- **INFORMATION GIVEN**
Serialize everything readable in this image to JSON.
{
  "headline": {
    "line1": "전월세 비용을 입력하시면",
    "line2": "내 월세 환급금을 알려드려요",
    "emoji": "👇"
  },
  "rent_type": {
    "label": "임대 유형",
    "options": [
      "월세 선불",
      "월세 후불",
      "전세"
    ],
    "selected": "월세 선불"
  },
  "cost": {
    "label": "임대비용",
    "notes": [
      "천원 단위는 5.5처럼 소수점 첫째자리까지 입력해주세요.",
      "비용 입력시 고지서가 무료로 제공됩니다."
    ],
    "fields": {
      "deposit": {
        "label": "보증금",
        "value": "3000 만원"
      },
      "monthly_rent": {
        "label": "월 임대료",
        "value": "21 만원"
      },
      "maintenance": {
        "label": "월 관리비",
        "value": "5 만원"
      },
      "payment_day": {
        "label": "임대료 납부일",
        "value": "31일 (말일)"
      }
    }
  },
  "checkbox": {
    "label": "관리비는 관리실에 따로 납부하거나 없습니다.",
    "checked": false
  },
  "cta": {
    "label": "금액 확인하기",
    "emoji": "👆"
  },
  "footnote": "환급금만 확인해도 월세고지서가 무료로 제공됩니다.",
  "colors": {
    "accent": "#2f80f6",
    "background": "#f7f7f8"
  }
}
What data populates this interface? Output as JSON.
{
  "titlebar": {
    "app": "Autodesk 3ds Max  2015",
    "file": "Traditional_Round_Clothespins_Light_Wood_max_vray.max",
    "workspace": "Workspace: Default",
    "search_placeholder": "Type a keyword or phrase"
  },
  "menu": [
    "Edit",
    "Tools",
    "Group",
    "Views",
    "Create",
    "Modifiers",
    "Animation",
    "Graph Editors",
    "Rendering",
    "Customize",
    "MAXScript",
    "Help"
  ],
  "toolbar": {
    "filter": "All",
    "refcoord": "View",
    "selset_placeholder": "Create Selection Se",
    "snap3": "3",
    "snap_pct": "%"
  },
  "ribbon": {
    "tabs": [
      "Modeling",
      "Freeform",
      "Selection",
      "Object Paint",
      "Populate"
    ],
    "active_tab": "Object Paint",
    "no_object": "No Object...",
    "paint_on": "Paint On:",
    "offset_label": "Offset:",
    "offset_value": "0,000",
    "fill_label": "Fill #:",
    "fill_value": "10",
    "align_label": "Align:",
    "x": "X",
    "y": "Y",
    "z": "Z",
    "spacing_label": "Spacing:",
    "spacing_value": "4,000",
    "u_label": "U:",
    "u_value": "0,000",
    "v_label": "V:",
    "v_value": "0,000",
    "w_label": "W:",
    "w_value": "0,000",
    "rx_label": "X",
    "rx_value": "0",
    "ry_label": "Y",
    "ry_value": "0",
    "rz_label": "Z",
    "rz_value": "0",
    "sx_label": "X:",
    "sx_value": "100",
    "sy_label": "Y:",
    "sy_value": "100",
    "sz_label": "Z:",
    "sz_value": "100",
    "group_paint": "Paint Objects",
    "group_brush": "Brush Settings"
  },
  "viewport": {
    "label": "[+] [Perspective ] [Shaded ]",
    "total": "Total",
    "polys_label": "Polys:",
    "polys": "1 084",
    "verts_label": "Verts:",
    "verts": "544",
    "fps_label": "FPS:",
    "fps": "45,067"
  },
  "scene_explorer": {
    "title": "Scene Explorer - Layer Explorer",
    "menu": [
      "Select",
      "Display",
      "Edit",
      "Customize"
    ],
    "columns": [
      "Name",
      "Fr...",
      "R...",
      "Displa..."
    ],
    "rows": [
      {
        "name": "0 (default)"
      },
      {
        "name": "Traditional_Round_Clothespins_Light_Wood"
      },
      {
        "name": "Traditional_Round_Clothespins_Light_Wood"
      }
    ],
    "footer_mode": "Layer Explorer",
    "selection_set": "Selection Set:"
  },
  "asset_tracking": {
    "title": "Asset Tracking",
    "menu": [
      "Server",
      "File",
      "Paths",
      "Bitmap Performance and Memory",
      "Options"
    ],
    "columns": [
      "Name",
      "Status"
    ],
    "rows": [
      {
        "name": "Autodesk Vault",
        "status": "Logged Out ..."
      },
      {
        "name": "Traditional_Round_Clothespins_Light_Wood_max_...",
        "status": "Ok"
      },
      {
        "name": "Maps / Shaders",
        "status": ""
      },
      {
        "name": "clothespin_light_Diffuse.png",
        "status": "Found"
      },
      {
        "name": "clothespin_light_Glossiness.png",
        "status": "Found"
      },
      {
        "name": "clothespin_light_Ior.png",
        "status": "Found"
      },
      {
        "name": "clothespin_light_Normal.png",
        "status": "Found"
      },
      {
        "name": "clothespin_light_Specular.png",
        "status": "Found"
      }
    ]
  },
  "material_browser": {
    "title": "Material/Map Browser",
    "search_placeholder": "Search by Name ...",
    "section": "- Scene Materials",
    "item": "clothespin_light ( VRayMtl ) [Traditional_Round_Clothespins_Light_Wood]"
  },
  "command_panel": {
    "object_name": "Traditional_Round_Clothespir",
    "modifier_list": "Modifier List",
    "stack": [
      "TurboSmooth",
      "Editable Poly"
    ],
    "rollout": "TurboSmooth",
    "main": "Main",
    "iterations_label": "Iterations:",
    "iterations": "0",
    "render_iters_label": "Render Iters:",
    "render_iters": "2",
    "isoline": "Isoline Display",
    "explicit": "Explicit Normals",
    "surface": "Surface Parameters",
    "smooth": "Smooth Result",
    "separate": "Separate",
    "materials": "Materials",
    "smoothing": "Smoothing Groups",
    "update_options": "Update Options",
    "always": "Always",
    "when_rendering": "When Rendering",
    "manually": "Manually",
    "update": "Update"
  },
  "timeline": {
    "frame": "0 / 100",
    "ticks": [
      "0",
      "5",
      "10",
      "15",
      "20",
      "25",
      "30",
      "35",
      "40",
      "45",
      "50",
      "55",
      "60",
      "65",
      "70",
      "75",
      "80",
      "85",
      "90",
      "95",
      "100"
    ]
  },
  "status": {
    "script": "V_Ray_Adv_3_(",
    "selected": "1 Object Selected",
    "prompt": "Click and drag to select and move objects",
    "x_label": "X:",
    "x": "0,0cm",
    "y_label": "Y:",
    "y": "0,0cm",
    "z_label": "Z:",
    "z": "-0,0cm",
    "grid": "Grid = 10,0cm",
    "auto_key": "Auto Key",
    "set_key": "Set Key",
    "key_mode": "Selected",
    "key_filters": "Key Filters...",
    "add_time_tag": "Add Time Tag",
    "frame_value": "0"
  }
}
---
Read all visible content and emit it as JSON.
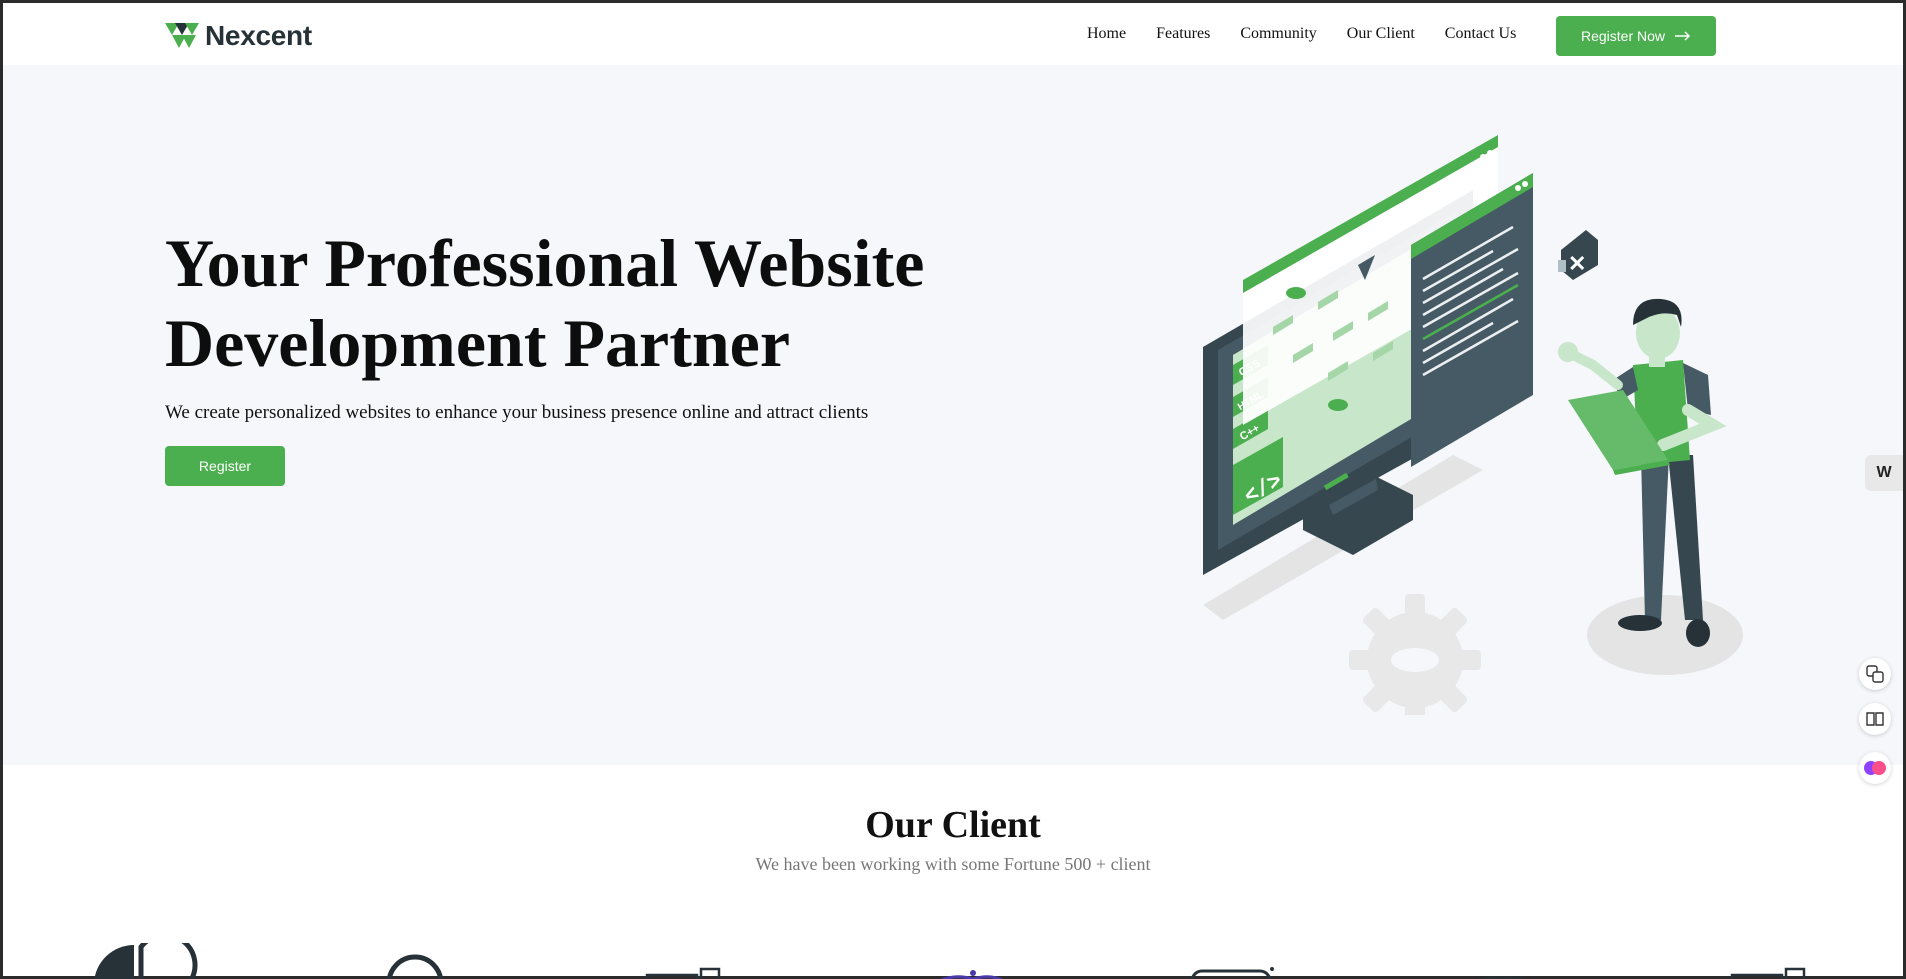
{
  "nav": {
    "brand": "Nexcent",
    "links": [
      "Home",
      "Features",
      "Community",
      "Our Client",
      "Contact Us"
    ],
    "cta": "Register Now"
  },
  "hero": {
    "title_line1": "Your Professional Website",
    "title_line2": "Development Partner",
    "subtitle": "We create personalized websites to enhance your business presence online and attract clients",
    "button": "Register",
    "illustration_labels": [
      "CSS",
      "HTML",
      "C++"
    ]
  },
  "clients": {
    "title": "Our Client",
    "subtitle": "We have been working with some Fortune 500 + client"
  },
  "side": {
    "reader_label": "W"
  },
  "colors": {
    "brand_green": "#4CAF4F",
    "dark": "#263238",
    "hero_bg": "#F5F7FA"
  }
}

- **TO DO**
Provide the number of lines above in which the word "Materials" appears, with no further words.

- **RESULT FOR THIS TASK**
2